Please use this identifier to cite or link to this item:
Title: Complete Genes May Pass from Food to Human Blood
Authors: Spisák, Sándor
Solymosi, Norbert
Ittzés, Péter
Bodor, András
Kondor, Dániel
Vattay, Gábor
Barták, Barbara K.
Sipos, Ferenc
Galamb, Orsolya
Tulassay, Zsolt
Szállási, Zoltán
Rasmussen, Simon
Sicheritz-Ponten, Thomas
Brunak, Søren
Molnár, Béla
Csabai, István
Keywords: Biology;Anatomy and Physiology;Digestive System;Digestive Physiology;Digestive Functions;Genomics;Genome Analysis Tools;Genome Scans;Genome-Wide Association Studies;Comparative Genomics;Genome Sequencing;Metagenomics
Issue Date: 2013
Publisher: Public Library of Science

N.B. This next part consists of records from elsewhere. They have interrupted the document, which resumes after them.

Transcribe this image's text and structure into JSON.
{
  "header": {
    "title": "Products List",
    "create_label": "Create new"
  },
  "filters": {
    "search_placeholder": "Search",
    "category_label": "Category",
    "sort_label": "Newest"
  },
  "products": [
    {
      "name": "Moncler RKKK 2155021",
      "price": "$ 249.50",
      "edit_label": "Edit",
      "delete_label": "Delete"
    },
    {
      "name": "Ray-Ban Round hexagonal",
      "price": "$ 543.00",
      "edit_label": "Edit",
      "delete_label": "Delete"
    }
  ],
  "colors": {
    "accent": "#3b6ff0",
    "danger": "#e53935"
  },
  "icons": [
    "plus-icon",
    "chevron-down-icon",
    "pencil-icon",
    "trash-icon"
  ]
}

Description: Our bloodstream is considered to be an environment well separated from the outside world and the digestive tract. According to the standard paradigm large macromolecules consumed with food cannot pass directly to the circulatory system. During digestion proteins and DNA are thought to be degraded into small constituents, amino acids and nucleic acids, respectively, and then absorbed by a complex active process and distributed to various parts of the body through the circulation system. Here, based on the analysis of over 1000 human samples from four independent studies, we report evidence that meal-derived DNA fragments which are large enough to carry complete genes can avoid degradation and through an unknown mechanism enter the human circulation system. In one of the blood samples the relative concentration of plant DNA is higher than the human DNA. The plant DNA concentration shows a surprisingly precise log-normal distribution in the plasma samples while non-plasma (cord blood) control sample was found to be free of plant DNA.
Other Identifiers: Spisák, S., N. Solymosi, P. Ittzés, A. Bodor, D. Kondor, G. Vattay, B. K. Barták, et al. 2013. “Complete Genes May Pass from Food to Human Blood.” PLoS ONE 8 (7): e69805. doi:10.1371/journal.pone.0069805.
Appears in Collections:HMS Scholarly Articles

Files in This Item:
Click on the URI links for accessing contents.

Items in HannanDL are protected by copyright, with all rights reserved, unless otherwise indicated.